Work request ::
Go through the records and copy each line where the word "function" occurs.

(Records from a collection)
========================================

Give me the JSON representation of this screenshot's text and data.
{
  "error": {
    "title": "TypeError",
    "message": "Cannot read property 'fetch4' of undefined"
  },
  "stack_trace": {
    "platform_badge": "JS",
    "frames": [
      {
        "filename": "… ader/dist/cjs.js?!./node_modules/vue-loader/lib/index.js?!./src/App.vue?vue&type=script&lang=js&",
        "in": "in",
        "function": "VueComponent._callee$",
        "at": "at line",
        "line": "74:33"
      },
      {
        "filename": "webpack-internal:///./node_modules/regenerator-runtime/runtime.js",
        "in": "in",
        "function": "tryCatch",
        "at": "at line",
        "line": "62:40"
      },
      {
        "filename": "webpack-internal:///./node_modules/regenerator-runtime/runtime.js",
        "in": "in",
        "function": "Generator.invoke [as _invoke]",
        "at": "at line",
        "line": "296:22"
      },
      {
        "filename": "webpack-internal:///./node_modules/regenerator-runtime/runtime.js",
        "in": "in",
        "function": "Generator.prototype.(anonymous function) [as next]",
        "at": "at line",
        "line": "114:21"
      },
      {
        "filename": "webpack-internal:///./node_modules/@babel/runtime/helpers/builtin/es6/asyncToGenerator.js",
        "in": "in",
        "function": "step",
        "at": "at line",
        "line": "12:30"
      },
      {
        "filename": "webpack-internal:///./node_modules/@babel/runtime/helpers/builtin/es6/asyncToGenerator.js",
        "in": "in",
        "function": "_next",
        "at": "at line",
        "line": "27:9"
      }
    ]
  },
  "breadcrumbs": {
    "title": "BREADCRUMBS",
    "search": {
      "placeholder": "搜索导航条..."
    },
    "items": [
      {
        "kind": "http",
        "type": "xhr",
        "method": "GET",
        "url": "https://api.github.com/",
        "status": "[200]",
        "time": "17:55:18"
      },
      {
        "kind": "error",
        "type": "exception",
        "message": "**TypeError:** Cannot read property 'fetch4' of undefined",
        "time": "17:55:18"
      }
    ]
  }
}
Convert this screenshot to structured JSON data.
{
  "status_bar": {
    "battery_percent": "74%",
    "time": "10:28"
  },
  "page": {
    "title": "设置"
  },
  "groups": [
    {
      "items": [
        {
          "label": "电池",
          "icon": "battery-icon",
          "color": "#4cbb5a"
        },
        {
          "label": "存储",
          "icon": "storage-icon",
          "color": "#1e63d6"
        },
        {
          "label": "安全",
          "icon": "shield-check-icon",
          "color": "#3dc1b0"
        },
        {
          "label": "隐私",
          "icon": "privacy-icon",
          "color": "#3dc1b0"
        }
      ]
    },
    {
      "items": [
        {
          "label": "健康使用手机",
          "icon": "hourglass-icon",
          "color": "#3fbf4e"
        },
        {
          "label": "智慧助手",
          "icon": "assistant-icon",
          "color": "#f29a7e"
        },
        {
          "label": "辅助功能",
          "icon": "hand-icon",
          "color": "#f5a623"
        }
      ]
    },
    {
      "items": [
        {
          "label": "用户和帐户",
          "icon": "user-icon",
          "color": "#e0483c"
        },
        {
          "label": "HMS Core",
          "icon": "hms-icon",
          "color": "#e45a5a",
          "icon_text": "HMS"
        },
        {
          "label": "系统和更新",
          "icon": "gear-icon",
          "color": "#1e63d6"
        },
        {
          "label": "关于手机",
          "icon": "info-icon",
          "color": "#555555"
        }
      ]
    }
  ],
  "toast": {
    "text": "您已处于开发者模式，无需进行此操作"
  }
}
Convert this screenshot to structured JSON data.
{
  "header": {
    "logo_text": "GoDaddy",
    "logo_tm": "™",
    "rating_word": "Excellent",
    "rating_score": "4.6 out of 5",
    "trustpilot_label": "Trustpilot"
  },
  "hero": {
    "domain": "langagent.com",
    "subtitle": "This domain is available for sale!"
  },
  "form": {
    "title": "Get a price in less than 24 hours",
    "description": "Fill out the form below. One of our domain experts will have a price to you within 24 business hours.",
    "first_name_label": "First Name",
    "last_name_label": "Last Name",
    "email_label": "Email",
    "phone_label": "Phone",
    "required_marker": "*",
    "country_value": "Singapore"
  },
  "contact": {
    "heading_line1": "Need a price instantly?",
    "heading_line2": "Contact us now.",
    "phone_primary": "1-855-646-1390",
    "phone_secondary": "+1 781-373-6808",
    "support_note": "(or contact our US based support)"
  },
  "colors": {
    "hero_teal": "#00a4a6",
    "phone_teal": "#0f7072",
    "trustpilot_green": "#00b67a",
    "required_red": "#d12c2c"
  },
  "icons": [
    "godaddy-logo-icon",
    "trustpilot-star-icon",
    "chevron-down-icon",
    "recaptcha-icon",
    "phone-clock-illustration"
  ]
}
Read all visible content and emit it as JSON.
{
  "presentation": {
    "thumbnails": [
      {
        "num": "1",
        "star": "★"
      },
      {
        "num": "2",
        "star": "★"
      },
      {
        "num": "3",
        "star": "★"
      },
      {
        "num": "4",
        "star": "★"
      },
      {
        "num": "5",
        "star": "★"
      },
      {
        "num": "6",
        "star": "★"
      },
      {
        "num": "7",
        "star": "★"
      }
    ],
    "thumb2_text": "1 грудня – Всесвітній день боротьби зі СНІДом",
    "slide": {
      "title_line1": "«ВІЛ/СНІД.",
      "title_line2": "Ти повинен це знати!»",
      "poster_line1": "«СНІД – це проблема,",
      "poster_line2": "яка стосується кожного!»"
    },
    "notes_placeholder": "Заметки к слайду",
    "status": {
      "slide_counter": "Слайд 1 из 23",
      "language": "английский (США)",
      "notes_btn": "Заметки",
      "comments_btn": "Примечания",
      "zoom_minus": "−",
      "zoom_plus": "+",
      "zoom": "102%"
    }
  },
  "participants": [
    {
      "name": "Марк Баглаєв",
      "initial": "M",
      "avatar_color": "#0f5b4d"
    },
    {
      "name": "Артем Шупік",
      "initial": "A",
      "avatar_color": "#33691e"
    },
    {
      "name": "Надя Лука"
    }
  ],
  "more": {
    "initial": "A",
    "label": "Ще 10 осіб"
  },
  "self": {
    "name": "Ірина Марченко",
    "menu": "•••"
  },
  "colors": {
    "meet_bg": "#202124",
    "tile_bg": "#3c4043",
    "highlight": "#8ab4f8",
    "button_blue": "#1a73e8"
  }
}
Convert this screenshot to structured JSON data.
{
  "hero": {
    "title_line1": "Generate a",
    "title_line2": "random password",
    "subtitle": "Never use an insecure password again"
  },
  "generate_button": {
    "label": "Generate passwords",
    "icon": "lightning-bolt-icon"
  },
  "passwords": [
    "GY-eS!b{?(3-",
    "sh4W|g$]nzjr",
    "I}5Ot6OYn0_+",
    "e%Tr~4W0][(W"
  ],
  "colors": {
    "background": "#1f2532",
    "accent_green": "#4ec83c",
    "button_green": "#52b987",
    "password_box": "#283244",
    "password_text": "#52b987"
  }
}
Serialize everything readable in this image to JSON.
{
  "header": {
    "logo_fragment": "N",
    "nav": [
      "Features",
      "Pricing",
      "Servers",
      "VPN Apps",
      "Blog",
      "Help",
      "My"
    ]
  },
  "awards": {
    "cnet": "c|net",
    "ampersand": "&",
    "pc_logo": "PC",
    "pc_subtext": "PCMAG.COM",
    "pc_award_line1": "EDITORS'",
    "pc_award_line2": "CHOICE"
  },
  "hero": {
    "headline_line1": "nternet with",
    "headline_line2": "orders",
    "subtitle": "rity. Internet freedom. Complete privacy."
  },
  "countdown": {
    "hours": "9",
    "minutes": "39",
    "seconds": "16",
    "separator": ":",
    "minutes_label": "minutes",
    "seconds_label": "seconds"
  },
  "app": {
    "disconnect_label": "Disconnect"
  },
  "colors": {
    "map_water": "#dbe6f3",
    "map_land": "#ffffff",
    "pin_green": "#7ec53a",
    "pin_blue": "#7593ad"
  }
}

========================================

Response for this exercise ::
        "function": "VueComponent._callee$",
        "function": "tryCatch",
        "function": "Generator.invoke [as _invoke]",
        "function": "Generator.prototype.(anonymous function) [as next]",
        "function": "step",
        "function": "_next",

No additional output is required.